Trump's proposed ‘cyber tsar' and former New York Mayor Rudy Giuliani has been hacked. A Channel 4 Investigation has revealed that the passwords of Trump's cyber-security adviser and 13 prospective government officials, including cabinet members, have “been leaked in mass hacks”.
The investigation discovered the passwords of those 14 top officials as well as those of their aides, publiclly available online.
Giuliani announced that he would become the new regime's cyber tsar last week on Fox News morning talk show, Fox & Friends. A statement from Trump's organisation gave a broad approximation as to what role a cyber tsar might have. Giuliani will apparently be “sharing his expertise and insight as a trusted friend concerning private sector cyber-security problems and emerging solutions developing in the private sector”. Last year Giuliani assumed the chair of ‘the cyber-security, privacy and risk management practice' at law firm Greenberg Traurig.
Rudy Giuliani was far from the only prospective government official who was caught in these hacks. According to Channel 4, a number of others were also affected who expected to take office tomorrow as Trump is inaugurated as President of the United States. Affected individuals include the prospective secretary for the interior Ryan Zinke, secretary for labour Andy Putzer, press secretary Sean Spicer, director of the Domestic Policy Council Andrew Bremberg, director of the National Trade Council Peter Navarro, head of social media Dan Scavino, chief trade negotiator Jason Greenblatt and director of Oval Office operations Kevin Schiller, among others.
Nor was this the first time that hacking has characterised a moment in Donald Trump's ascent to the presidency. Throughout the election season, several incidents of high profile breaches on the Democratic Party and the Clinton campaign lay open questions that are still being hotly debated to this day.

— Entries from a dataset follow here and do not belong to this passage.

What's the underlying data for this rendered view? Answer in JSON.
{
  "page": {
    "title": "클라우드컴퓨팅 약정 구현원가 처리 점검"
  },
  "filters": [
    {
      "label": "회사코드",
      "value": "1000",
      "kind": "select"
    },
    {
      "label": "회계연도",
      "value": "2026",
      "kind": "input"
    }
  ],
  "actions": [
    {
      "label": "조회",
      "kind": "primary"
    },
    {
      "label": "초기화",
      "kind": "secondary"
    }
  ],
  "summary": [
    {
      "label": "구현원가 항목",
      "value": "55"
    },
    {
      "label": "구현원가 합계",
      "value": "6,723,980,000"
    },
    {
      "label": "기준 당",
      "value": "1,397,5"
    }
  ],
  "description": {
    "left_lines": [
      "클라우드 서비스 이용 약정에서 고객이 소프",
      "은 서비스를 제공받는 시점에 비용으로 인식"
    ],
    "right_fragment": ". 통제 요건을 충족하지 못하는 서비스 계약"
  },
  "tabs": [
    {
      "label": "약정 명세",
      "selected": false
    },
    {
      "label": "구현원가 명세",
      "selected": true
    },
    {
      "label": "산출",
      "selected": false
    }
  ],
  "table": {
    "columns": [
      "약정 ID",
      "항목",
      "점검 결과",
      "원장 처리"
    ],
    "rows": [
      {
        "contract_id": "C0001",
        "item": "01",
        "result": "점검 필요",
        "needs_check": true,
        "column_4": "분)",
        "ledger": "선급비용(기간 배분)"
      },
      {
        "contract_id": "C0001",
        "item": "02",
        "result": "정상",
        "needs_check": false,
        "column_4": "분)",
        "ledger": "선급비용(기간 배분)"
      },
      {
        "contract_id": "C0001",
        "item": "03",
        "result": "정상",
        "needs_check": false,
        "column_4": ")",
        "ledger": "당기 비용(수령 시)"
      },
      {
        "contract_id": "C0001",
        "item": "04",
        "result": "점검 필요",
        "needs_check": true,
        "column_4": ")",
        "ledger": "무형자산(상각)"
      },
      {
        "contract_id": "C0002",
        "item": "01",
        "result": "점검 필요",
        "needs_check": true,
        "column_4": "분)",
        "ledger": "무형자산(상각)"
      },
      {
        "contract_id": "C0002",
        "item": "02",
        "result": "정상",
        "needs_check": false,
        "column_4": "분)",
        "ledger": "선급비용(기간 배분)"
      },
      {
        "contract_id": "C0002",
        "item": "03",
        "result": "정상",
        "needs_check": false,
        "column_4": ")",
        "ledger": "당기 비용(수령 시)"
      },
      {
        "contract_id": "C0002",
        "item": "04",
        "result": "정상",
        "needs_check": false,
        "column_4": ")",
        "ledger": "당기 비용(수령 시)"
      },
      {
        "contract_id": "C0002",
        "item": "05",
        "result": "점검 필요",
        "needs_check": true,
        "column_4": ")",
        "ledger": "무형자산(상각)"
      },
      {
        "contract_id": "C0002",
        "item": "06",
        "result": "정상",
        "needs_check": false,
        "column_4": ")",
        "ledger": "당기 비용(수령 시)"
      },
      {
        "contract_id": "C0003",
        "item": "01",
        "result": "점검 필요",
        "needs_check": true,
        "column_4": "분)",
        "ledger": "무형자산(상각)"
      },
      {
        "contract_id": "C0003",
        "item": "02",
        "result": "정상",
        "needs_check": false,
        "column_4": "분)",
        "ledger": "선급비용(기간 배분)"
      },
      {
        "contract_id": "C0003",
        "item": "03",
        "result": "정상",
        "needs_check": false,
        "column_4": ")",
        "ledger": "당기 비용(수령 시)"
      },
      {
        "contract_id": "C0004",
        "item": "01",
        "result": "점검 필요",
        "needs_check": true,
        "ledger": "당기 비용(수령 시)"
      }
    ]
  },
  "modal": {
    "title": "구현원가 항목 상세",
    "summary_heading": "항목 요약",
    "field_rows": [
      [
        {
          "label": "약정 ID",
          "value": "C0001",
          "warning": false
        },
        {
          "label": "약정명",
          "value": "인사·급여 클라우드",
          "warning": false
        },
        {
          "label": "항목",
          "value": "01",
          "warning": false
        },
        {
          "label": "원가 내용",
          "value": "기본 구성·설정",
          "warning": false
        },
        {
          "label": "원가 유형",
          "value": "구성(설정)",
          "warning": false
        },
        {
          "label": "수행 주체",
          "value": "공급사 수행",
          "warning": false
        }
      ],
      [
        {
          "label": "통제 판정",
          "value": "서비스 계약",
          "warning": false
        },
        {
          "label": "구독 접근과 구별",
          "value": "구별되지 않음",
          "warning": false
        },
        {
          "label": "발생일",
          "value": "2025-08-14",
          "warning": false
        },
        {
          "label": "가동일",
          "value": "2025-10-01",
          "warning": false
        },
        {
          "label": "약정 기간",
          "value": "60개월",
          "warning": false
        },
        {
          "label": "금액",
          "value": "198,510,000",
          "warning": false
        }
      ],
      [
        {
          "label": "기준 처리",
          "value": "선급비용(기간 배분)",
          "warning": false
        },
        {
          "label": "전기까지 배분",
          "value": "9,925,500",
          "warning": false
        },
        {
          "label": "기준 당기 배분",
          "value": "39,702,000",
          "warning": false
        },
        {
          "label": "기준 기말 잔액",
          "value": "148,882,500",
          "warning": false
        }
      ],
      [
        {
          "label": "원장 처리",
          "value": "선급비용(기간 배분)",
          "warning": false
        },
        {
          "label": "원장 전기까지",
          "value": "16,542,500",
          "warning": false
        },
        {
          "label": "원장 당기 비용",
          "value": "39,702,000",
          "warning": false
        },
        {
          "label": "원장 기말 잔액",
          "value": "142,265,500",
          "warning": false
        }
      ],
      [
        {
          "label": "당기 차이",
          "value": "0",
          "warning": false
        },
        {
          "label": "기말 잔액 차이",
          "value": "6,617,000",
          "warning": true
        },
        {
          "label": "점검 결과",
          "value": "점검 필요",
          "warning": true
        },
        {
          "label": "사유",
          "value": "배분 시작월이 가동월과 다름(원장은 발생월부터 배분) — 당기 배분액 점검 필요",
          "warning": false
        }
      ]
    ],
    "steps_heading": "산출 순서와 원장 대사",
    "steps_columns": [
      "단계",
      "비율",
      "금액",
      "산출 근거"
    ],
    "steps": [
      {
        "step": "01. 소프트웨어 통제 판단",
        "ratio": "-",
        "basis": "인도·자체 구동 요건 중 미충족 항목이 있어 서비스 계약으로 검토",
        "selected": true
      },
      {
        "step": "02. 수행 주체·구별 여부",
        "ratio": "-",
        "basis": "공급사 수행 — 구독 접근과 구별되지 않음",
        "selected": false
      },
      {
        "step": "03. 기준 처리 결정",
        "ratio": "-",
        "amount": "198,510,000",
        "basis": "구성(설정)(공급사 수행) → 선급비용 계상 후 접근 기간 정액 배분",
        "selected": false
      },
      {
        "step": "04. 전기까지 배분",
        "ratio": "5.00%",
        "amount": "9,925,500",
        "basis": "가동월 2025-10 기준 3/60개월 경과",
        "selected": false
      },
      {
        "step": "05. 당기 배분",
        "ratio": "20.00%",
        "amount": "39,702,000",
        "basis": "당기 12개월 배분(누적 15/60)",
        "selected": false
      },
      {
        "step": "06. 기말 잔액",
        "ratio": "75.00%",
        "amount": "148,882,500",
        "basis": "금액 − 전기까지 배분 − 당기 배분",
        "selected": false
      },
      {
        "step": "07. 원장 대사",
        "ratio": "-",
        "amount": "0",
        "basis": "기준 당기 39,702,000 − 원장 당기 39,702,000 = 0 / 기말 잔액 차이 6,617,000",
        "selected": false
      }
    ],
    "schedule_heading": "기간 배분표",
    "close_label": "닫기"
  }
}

All 17 of the US intelligence agencies have concluded that the Russian government attempted to interfere in the election.
Despite that legacy, it appears as though those close to the election have not learnt their lessons. Lee Munson, security researcher at Comparitech.com told SC that, apparently, “many of Trump's staff have reportedly been using the same password across a number of different accounts”.
“While such behaviour is, alas, common among the entire internet population, senior White House personnel and cyber tsars really ought to know better.”Munson added, “Not only that, the fact that some of the passwords appear to have come from sites such as MySpace may suggest that dormant, no longer wanted accounts have been allowed to remain active which, itself, is also something of a security howler from people who should know better.”